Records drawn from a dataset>
----

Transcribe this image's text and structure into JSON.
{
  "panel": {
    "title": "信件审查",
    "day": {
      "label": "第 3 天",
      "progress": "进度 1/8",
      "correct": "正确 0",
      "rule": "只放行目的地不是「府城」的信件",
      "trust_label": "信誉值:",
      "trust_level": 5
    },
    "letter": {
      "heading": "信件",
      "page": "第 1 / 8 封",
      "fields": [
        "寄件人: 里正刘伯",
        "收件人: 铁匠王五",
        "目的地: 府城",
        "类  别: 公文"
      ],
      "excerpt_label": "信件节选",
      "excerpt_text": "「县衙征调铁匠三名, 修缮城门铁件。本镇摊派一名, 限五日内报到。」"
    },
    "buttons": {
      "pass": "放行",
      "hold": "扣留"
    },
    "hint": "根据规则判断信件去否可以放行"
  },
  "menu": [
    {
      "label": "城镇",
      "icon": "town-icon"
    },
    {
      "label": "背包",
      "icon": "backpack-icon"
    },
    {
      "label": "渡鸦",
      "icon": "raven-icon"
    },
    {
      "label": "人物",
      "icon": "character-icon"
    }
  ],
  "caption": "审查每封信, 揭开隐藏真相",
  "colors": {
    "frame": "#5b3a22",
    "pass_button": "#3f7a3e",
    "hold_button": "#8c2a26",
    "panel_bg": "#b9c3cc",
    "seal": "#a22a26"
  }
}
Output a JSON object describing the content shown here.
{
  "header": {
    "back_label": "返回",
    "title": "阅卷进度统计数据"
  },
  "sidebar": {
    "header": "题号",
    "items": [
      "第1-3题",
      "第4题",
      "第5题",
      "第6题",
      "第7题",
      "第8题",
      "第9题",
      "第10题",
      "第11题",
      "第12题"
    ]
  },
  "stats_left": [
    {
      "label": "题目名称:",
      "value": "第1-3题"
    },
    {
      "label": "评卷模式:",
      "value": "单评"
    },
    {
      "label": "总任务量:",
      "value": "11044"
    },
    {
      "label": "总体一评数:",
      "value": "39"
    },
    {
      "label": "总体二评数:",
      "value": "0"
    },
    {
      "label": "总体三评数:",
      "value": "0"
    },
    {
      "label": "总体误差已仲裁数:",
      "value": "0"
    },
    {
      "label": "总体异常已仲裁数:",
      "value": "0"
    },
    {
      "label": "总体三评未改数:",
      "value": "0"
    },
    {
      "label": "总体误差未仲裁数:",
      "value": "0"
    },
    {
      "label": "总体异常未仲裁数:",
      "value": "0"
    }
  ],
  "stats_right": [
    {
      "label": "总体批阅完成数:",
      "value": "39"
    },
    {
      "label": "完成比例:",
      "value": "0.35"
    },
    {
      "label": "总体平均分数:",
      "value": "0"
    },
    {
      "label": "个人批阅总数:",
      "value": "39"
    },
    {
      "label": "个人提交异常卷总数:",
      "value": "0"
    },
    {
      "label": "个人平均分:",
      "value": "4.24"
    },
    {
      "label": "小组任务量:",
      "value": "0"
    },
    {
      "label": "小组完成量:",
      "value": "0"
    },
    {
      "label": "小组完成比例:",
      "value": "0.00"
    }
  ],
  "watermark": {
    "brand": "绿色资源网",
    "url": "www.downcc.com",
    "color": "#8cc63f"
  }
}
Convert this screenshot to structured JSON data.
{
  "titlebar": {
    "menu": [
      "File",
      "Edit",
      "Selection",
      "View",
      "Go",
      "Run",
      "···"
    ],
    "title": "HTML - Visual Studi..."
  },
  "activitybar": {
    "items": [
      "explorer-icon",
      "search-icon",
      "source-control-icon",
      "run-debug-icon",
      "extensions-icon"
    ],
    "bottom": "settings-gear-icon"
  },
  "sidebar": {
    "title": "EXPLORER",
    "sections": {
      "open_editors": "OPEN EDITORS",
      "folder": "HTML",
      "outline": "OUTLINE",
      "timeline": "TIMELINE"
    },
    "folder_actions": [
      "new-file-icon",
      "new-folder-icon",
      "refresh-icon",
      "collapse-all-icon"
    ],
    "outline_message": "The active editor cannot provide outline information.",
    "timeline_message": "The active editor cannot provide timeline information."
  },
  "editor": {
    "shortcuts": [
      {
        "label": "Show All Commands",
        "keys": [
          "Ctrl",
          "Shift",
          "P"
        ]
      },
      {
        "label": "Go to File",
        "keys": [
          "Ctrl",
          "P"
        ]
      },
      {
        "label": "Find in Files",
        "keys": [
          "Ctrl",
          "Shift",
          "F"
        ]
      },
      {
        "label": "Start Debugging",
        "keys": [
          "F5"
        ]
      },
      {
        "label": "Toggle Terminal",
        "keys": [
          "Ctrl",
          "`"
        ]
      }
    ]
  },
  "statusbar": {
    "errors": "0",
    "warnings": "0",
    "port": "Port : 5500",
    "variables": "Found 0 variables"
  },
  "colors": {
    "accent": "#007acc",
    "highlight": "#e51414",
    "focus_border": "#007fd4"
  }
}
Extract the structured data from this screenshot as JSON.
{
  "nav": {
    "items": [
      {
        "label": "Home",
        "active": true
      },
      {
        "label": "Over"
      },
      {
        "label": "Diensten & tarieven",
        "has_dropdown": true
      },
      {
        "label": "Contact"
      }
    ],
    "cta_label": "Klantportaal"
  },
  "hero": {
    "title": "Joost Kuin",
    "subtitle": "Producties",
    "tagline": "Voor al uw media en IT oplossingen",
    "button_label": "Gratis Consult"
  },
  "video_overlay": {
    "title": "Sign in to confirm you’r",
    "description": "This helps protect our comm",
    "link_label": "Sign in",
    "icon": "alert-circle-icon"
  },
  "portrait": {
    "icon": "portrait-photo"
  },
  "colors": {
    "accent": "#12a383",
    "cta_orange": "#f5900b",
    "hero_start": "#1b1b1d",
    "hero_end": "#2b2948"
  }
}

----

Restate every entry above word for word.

Final answer>
Transcribe this image's text and structure into JSON.
{
  "panel": {
    "title": "信件审查",
    "day": {
      "label": "第 3 天",
      "progress": "进度 1/8",
      "correct": "正确 0",
      "rule": "只放行目的地不是「府城」的信件",
      "trust_label": "信誉值:",
      "trust_level": 5
    },
    "letter": {
      "heading": "信件",
      "page": "第 1 / 8 封",
      "fields": [
        "寄件人: 里正刘伯",
        "收件人: 铁匠王五",
        "目的地: 府城",
        "类  别: 公文"
      ],
      "excerpt_label": "信件节选",
      "excerpt_text": "「县衙征调铁匠三名, 修缮城门铁件。本镇摊派一名, 限五日内报到。」"
    },
    "buttons": {
      "pass": "放行",
      "hold": "扣留"
    },
    "hint": "根据规则判断信件去否可以放行"
  },
  "menu": [
    {
      "label": "城镇",
      "icon": "town-icon"
    },
    {
      "label": "背包",
      "icon": "backpack-icon"
    },
    {
      "label": "渡鸦",
      "icon": "raven-icon"
    },
    {
      "label": "人物",
      "icon": "character-icon"
    }
  ],
  "caption": "审查每封信, 揭开隐藏真相",
  "colors": {
    "frame": "#5b3a22",
    "pass_button": "#3f7a3e",
    "hold_button": "#8c2a26",
    "panel_bg": "#b9c3cc",
    "seal": "#a22a26"
  }
}
Output a JSON object describing the content shown here.
{
  "header": {
    "back_label": "返回",
    "title": "阅卷进度统计数据"
  },
  "sidebar": {
    "header": "题号",
    "items": [
      "第1-3题",
      "第4题",
      "第5题",
      "第6题",
      "第7题",
      "第8题",
      "第9题",
      "第10题",
      "第11题",
      "第12题"
    ]
  },
  "stats_left": [
    {
      "label": "题目名称:",
      "value": "第1-3题"
    },
    {
      "label": "评卷模式:",
      "value": "单评"
    },
    {
      "label": "总任务量:",
      "value": "11044"
    },
    {
      "label": "总体一评数:",
      "value": "39"
    },
    {
      "label": "总体二评数:",
      "value": "0"
    },
    {
      "label": "总体三评数:",
      "value": "0"
    },
    {
      "label": "总体误差已仲裁数:",
      "value": "0"
    },
    {
      "label": "总体异常已仲裁数:",
      "value": "0"
    },
    {
      "label": "总体三评未改数:",
      "value": "0"
    },
    {
      "label": "总体误差未仲裁数:",
      "value": "0"
    },
    {
      "label": "总体异常未仲裁数:",
      "value": "0"
    }
  ],
  "stats_right": [
    {
      "label": "总体批阅完成数:",
      "value": "39"
    },
    {
      "label": "完成比例:",
      "value": "0.35"
    },
    {
      "label": "总体平均分数:",
      "value": "0"
    },
    {
      "label": "个人批阅总数:",
      "value": "39"
    },
    {
      "label": "个人提交异常卷总数:",
      "value": "0"
    },
    {
      "label": "个人平均分:",
      "value": "4.24"
    },
    {
      "label": "小组任务量:",
      "value": "0"
    },
    {
      "label": "小组完成量:",
      "value": "0"
    },
    {
      "label": "小组完成比例:",
      "value": "0.00"
    }
  ],
  "watermark": {
    "brand": "绿色资源网",
    "url": "www.downcc.com",
    "color": "#8cc63f"
  }
}
Convert this screenshot to structured JSON data.
{
  "titlebar": {
    "menu": [
      "File",
      "Edit",
      "Selection",
      "View",
      "Go",
      "Run",
      "···"
    ],
    "title": "HTML - Visual Studi..."
  },
  "activitybar": {
    "items": [
      "explorer-icon",
      "search-icon",
      "source-control-icon",
      "run-debug-icon",
      "extensions-icon"
    ],
    "bottom": "settings-gear-icon"
  },
  "sidebar": {
    "title": "EXPLORER",
    "sections": {
      "open_editors": "OPEN EDITORS",
      "folder": "HTML",
      "outline": "OUTLINE",
      "timeline": "TIMELINE"
    },
    "folder_actions": [
      "new-file-icon",
      "new-folder-icon",
      "refresh-icon",
      "collapse-all-icon"
    ],
    "outline_message": "The active editor cannot provide outline information.",
    "timeline_message": "The active editor cannot provide timeline information."
  },
  "editor": {
    "shortcuts": [
      {
        "label": "Show All Commands",
        "keys": [
          "Ctrl",
          "Shift",
          "P"
        ]
      },
      {
        "label": "Go to File",
        "keys": [
          "Ctrl",
          "P"
        ]
      },
      {
        "label": "Find in Files",
        "keys": [
          "Ctrl",
          "Shift",
          "F"
        ]
      },
      {
        "label": "Start Debugging",
        "keys": [
          "F5"
        ]
      },
      {
        "label": "Toggle Terminal",
        "keys": [
          "Ctrl",
          "`"
        ]
      }
    ]
  },
  "statusbar": {
    "errors": "0",
    "warnings": "0",
    "port": "Port : 5500",
    "variables": "Found 0 variables"
  },
  "colors": {
    "accent": "#007acc",
    "highlight": "#e51414",
    "focus_border": "#007fd4"
  }
}
Extract the structured data from this screenshot as JSON.
{
  "nav": {
    "items": [
      {
        "label": "Home",
        "active": true
      },
      {
        "label": "Over"
      },
      {
        "label": "Diensten & tarieven",
        "has_dropdown": true
      },
      {
        "label": "Contact"
      }
    ],
    "cta_label": "Klantportaal"
  },
  "hero": {
    "title": "Joost Kuin",
    "subtitle": "Producties",
    "tagline": "Voor al uw media en IT oplossingen",
    "button_label": "Gratis Consult"
  },
  "video_overlay": {
    "title": "Sign in to confirm you’r",
    "description": "This helps protect our comm",
    "link_label": "Sign in",
    "icon": "alert-circle-icon"
  },
  "portrait": {
    "icon": "portrait-photo"
  },
  "colors": {
    "accent": "#12a383",
    "cta_orange": "#f5900b",
    "hero_start": "#1b1b1d",
    "hero_end": "#2b2948"
  }
}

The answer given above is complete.